§ WHAT IS EXPECTED: Reproduce every entry that follows word for word, but omit the images.

§ INPUT DATA:

★ ★ ★ ★ ★

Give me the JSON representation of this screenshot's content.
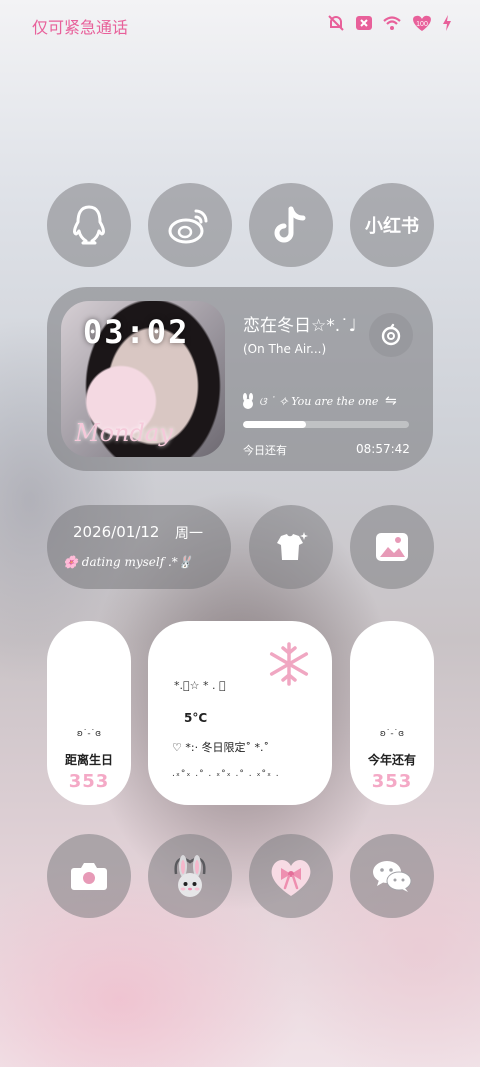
{
  "status_bar": {
    "carrier": "仅可紧急通话",
    "icons": [
      "bell-muted-icon",
      "no-sim-icon",
      "wifi-icon",
      "battery-icon",
      "charging-icon"
    ],
    "battery": "100"
  },
  "apps_row1": [
    {
      "name": "qq",
      "icon": "qq-penguin-icon"
    },
    {
      "name": "weibo",
      "icon": "weibo-icon"
    },
    {
      "name": "douyin",
      "icon": "tiktok-note-icon"
    },
    {
      "name": "xiaohongshu",
      "label": "小红书"
    }
  ],
  "music_widget": {
    "cover_time": "03:02",
    "cover_script": "Monday",
    "song_title": "恋在冬日☆*.˙♩",
    "song_sub": "(On The Air...)",
    "lyric": "ଓ ˙ ✧ You are the one",
    "progress": 0.38,
    "remaining_label": "今日还有",
    "remaining_value": "08:57:42"
  },
  "date_widget": {
    "date": "2026/01/12",
    "weekday": "周一",
    "line": "🌸 dating myself .*🐰"
  },
  "white_left": {
    "deco": "ʚ˙-˙ɞ",
    "label": "距离生日",
    "number": "353"
  },
  "white_mid": {
    "deco_top": "*.ﾟ☆ * . ﾟ",
    "temp": "5°C",
    "weather_line": "♡ *:· 冬日限定˚ *.˚",
    "deco_bottom": ".ₓ°ₓ .° . ₓ°ₓ .° . ₓ°ₓ ."
  },
  "white_right": {
    "deco": "ʚ˙-˙ɞ",
    "label": "今年还有",
    "number": "353"
  },
  "apps_row2": [
    {
      "name": "camera",
      "icon": "camera-icon"
    },
    {
      "name": "bunny",
      "icon": "bunny-icon"
    },
    {
      "name": "heart",
      "icon": "heart-bow-icon"
    },
    {
      "name": "wechat",
      "icon": "wechat-icon"
    }
  ],
  "colors": {
    "accent": "#e8609a",
    "pink": "#f4a9c6",
    "glass": "#808084"
  }
}
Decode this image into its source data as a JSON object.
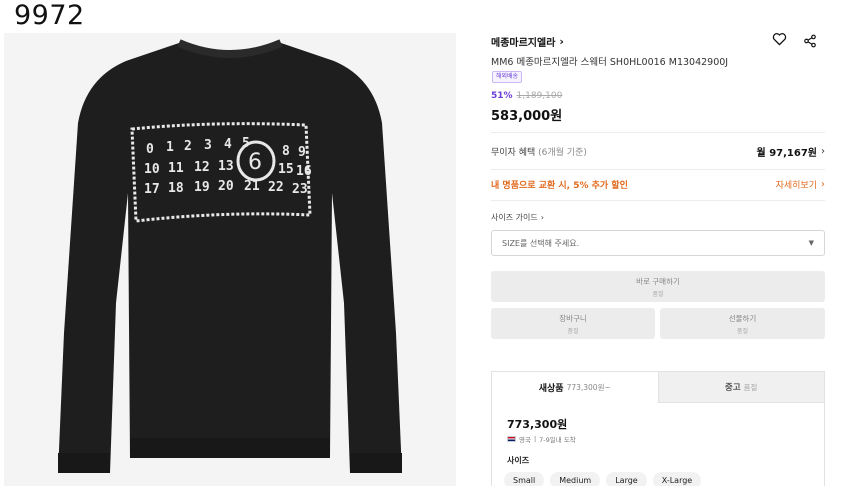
{
  "corner_label": "9972",
  "brand": {
    "name": "메종마르지엘라"
  },
  "product": {
    "name": "MM6 메종마르지엘라 스웨터 SH0HL0016 M13042900J",
    "badge": "해외배송",
    "discount": "51%",
    "original_price": "1,189,100",
    "price": "583,000원"
  },
  "installment": {
    "label": "무이자 혜택",
    "sub": "(6개월 기준)",
    "value": "월 97,167원"
  },
  "promo": {
    "label": "내 명품으로 교환 시, 5% 추가 할인",
    "link": "자세히보기"
  },
  "size_guide": "사이즈 가이드",
  "size_select": {
    "placeholder": "SIZE를 선택해 주세요."
  },
  "buttons": {
    "buy": {
      "label": "바로 구매하기",
      "sub": "품절"
    },
    "cart": {
      "label": "장바구니",
      "sub": "품절"
    },
    "gift": {
      "label": "선물하기",
      "sub": "품절"
    }
  },
  "tabs": [
    {
      "label": "새상품",
      "sub": "773,300원~"
    },
    {
      "label": "중고",
      "sub": "품절"
    }
  ],
  "offer": {
    "price": "773,300원",
    "origin": "영국",
    "delivery": "7-9일내 도착",
    "size_label": "사이즈",
    "sizes": [
      "Small",
      "Medium",
      "Large",
      "X-Large"
    ]
  },
  "icons": {
    "brand_chevron": "chevron-right-icon",
    "heart": "heart-icon",
    "share": "share-icon",
    "select_caret": "caret-down-icon"
  },
  "colors": {
    "accent_purple": "#6b3fd6",
    "promo_orange": "#e06b1f",
    "sweater": "#1e1e1e"
  }
}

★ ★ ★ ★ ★

§ ANSWER SPACE:
Give me the JSON representation of this screenshot's content.
{
  "status_bar": {
    "carrier": "仅可紧急通话",
    "icons": [
      "bell-muted-icon",
      "no-sim-icon",
      "wifi-icon",
      "battery-icon",
      "charging-icon"
    ],
    "battery": "100"
  },
  "apps_row1": [
    {
      "name": "qq",
      "icon": "qq-penguin-icon"
    },
    {
      "name": "weibo",
      "icon": "weibo-icon"
    },
    {
      "name": "douyin",
      "icon": "tiktok-note-icon"
    },
    {
      "name": "xiaohongshu",
      "label": "小红书"
    }
  ],
  "music_widget": {
    "cover_time": "03:02",
    "cover_script": "Monday",
    "song_title": "恋在冬日☆*.˙♩",
    "song_sub": "(On The Air...)",
    "lyric": "ଓ ˙ ✧ You are the one",
    "progress": 0.38,
    "remaining_label": "今日还有",
    "remaining_value": "08:57:42"
  },
  "date_widget": {
    "date": "2026/01/12",
    "weekday": "周一",
    "line": "🌸 dating myself .*🐰"
  },
  "white_left": {
    "deco": "ʚ˙-˙ɞ",
    "label": "距离生日",
    "number": "353"
  },
  "white_mid": {
    "deco_top": "*.ﾟ☆ * . ﾟ",
    "temp": "5°C",
    "weather_line": "♡ *:· 冬日限定˚ *.˚",
    "deco_bottom": ".ₓ°ₓ .° . ₓ°ₓ .° . ₓ°ₓ ."
  },
  "white_right": {
    "deco": "ʚ˙-˙ɞ",
    "label": "今年还有",
    "number": "353"
  },
  "apps_row2": [
    {
      "name": "camera",
      "icon": "camera-icon"
    },
    {
      "name": "bunny",
      "icon": "bunny-icon"
    },
    {
      "name": "heart",
      "icon": "heart-bow-icon"
    },
    {
      "name": "wechat",
      "icon": "wechat-icon"
    }
  ],
  "colors": {
    "accent": "#e8609a",
    "pink": "#f4a9c6",
    "glass": "#808084"
  }
}
Decode this image into its source data as a JSON object.
{
  "corner_label": "9972",
  "brand": {
    "name": "메종마르지엘라"
  },
  "product": {
    "name": "MM6 메종마르지엘라 스웨터 SH0HL0016 M13042900J",
    "badge": "해외배송",
    "discount": "51%",
    "original_price": "1,189,100",
    "price": "583,000원"
  },
  "installment": {
    "label": "무이자 혜택",
    "sub": "(6개월 기준)",
    "value": "월 97,167원"
  },
  "promo": {
    "label": "내 명품으로 교환 시, 5% 추가 할인",
    "link": "자세히보기"
  },
  "size_guide": "사이즈 가이드",
  "size_select": {
    "placeholder": "SIZE를 선택해 주세요."
  },
  "buttons": {
    "buy": {
      "label": "바로 구매하기",
      "sub": "품절"
    },
    "cart": {
      "label": "장바구니",
      "sub": "품절"
    },
    "gift": {
      "label": "선물하기",
      "sub": "품절"
    }
  },
  "tabs": [
    {
      "label": "새상품",
      "sub": "773,300원~"
    },
    {
      "label": "중고",
      "sub": "품절"
    }
  ],
  "offer": {
    "price": "773,300원",
    "origin": "영국",
    "delivery": "7-9일내 도착",
    "size_label": "사이즈",
    "sizes": [
      "Small",
      "Medium",
      "Large",
      "X-Large"
    ]
  },
  "icons": {
    "brand_chevron": "chevron-right-icon",
    "heart": "heart-icon",
    "share": "share-icon",
    "select_caret": "caret-down-icon"
  },
  "colors": {
    "accent_purple": "#6b3fd6",
    "promo_orange": "#e06b1f",
    "sweater": "#1e1e1e"
  }
}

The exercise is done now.